Don’t mistake me. I thoroughly enjoyed it and I’m sure you will too. And yet, and yet – there are things which still trouble me. There are parts of this exhibition trying all too desperately hard to be populist and ‘relevant’. What’s the Alexander McQueen frock all about? Is the Library now measuring itself solely by its success as a tourist attraction rather than the preservation of its intrinsic value as the deepest well of our national memory – our greatest research resource? I begin to fear so. It troubles me that the reception desk is now labelled ‘Box Office’. It troubles me that “a brand new Gothic-inspired product range has also been developed, available in the British Library shop”.
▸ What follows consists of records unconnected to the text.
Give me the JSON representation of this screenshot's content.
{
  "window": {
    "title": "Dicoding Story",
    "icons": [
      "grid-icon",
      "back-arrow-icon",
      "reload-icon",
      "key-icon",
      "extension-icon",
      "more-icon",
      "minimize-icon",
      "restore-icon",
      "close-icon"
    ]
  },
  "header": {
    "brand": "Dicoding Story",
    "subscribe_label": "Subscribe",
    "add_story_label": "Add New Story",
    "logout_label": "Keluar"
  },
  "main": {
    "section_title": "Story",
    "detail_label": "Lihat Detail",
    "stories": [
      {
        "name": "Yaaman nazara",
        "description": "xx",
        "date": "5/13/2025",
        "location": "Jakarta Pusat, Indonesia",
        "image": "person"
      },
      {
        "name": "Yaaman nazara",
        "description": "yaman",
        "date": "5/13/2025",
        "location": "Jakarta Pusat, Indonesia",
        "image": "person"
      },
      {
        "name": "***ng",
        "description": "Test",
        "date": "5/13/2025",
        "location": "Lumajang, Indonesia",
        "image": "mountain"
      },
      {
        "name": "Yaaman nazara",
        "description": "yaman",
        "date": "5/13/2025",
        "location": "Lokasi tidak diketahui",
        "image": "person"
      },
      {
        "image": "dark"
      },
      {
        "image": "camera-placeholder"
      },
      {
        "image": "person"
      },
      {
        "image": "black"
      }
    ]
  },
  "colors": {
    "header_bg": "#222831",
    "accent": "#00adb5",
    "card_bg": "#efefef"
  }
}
No real harm in any of this and I don’t mind too much, but I can remember a time when the Library bookshop was stocked with works of dense scholarship not findable elsewhere, rather than gift-books and picture-books. I can remember a time when the British Library was run by scholars for scholars (and there were undeniably weaknesses in that arrangement) rather than, as it now so often seems, by marketing men. Is it true that the surviving scholar-curators are becoming marginalised? Are they now valued more for their public relations skills than their scholarship?
Has it become an institution in danger of forgetting what it’s for – that it’s about research and scholarship not show-biz? I hope not, I really hope not – but I fear these blockbuster exhibitions, however excellent in themselves, may yet turn out to be masking some uncomfortable truths behind the scenes.
Terror and Wonder: The Gothic Imagination runs from 3 October 2014 to 20 January 2015 – http://www.bl.uk/whatson/exhibitions/gothic/index.html.